### Task requirements
Pick every line out of the entries below that has the string "text", and copy it.

### Given records
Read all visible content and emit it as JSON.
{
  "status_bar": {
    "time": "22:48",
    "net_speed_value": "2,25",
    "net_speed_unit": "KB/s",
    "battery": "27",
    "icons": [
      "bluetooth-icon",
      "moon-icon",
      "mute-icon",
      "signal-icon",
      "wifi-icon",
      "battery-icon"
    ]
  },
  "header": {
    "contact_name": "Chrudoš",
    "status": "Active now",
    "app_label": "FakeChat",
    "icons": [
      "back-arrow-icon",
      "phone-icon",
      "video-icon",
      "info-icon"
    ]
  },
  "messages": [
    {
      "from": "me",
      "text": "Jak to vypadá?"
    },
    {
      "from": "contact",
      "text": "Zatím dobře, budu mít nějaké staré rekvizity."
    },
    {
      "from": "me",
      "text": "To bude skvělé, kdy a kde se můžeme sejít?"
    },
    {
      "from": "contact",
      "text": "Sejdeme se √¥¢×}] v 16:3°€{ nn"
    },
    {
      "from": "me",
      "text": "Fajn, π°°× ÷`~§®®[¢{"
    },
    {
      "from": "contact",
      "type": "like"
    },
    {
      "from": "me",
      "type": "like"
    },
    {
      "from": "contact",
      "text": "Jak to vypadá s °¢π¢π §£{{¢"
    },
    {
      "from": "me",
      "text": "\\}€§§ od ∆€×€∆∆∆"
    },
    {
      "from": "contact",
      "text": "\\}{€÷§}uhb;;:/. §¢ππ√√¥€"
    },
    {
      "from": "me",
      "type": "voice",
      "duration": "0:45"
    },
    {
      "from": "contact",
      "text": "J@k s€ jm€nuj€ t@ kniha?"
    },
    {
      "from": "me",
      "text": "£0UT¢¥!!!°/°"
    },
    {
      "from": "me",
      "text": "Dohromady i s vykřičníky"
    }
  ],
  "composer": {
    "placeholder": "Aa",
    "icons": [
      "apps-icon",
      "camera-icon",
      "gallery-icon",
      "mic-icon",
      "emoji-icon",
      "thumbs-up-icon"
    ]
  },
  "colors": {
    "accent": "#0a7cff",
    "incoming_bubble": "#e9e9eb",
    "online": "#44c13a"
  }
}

### Task answer
      "text": "Jak to vypadá?"
      "text": "Zatím dobře, budu mít nějaké staré rekvizity."
      "text": "To bude skvělé, kdy a kde se můžeme sejít?"
      "text": "Sejdeme se √¥¢×}] v 16:3°€{ nn"
      "text": "Fajn, π°°× ÷`~§®®[¢{"
      "text": "Jak to vypadá s °¢π¢π §£{{¢"
      "text": "\\}€§§ od ∆€×€∆∆∆"
      "text": "\\}{€÷§}uhb;;:/. §¢ππ√√¥€"
      "text": "J@k s€ jm€nuj€ t@ kniha?"
      "text": "£0UT¢¥!!!°/°"
      "text": "Dohromady i s vykřičníky"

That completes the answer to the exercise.